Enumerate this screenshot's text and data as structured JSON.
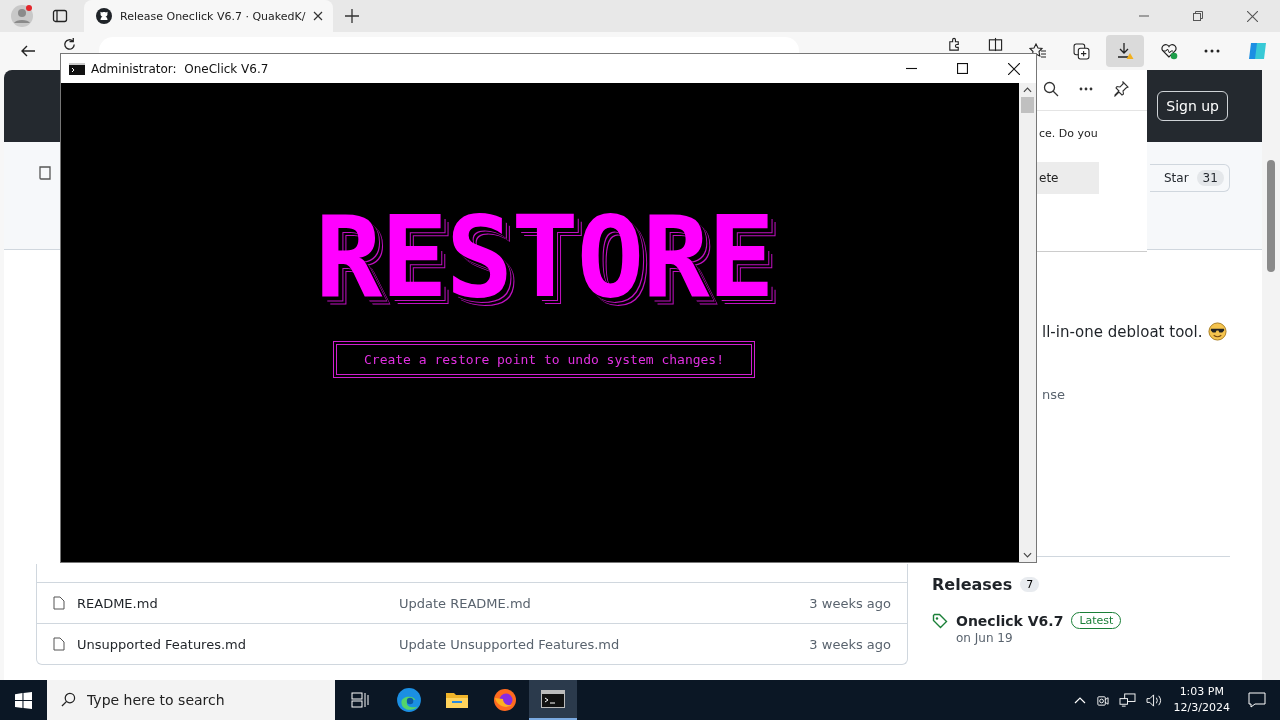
{
  "browser": {
    "tabs": [
      {
        "title": "Release Oneclick V6.7 · QuakedK/",
        "selected": true
      }
    ]
  },
  "github": {
    "sign_up": "Sign up",
    "star": {
      "label": "Star",
      "count": "31"
    },
    "downloads_panel": {
      "message": "ce. Do you",
      "button": "ete"
    },
    "about": {
      "description": "ll-in-one debloat tool.",
      "license": "nse"
    },
    "files": [
      {
        "name": "README.md",
        "commit": "Update README.md",
        "time": "3 weeks ago"
      },
      {
        "name": "Unsupported Features.md",
        "commit": "Update Unsupported Features.md",
        "time": "3 weeks ago"
      }
    ],
    "releases": {
      "title": "Releases",
      "count": "7",
      "latest": {
        "name": "Oneclick V6.7",
        "badge": "Latest",
        "date": "on Jun 19"
      }
    }
  },
  "console": {
    "title": "Administrator:  OneClick V6.7",
    "banner": "RESTORE",
    "message": "Create a restore point to undo system changes!"
  },
  "taskbar": {
    "search_placeholder": "Type here to search",
    "apps": [
      {
        "kind": "edge",
        "selected": false
      },
      {
        "kind": "explorer",
        "selected": false
      },
      {
        "kind": "firefox",
        "selected": false
      },
      {
        "kind": "terminal",
        "selected": true
      }
    ],
    "time": "1:03 PM",
    "date": "12/3/2024"
  }
}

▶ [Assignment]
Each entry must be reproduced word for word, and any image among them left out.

▶ [Written solution]
Enumerate this screenshot's text and data as structured JSON.
{
  "browser": {
    "tabs": [
      {
        "title": "Release Oneclick V6.7 · QuakedK/",
        "selected": true
      }
    ]
  },
  "github": {
    "sign_up": "Sign up",
    "star": {
      "label": "Star",
      "count": "31"
    },
    "downloads_panel": {
      "message": "ce. Do you",
      "button": "ete"
    },
    "about": {
      "description": "ll-in-one debloat tool.",
      "license": "nse"
    },
    "files": [
      {
        "name": "README.md",
        "commit": "Update README.md",
        "time": "3 weeks ago"
      },
      {
        "name": "Unsupported Features.md",
        "commit": "Update Unsupported Features.md",
        "time": "3 weeks ago"
      }
    ],
    "releases": {
      "title": "Releases",
      "count": "7",
      "latest": {
        "name": "Oneclick V6.7",
        "badge": "Latest",
        "date": "on Jun 19"
      }
    }
  },
  "console": {
    "title": "Administrator:  OneClick V6.7",
    "banner": "RESTORE",
    "message": "Create a restore point to undo system changes!"
  },
  "taskbar": {
    "search_placeholder": "Type here to search",
    "apps": [
      {
        "kind": "edge",
        "selected": false
      },
      {
        "kind": "explorer",
        "selected": false
      },
      {
        "kind": "firefox",
        "selected": false
      },
      {
        "kind": "terminal",
        "selected": true
      }
    ],
    "time": "1:03 PM",
    "date": "12/3/2024"
  }
}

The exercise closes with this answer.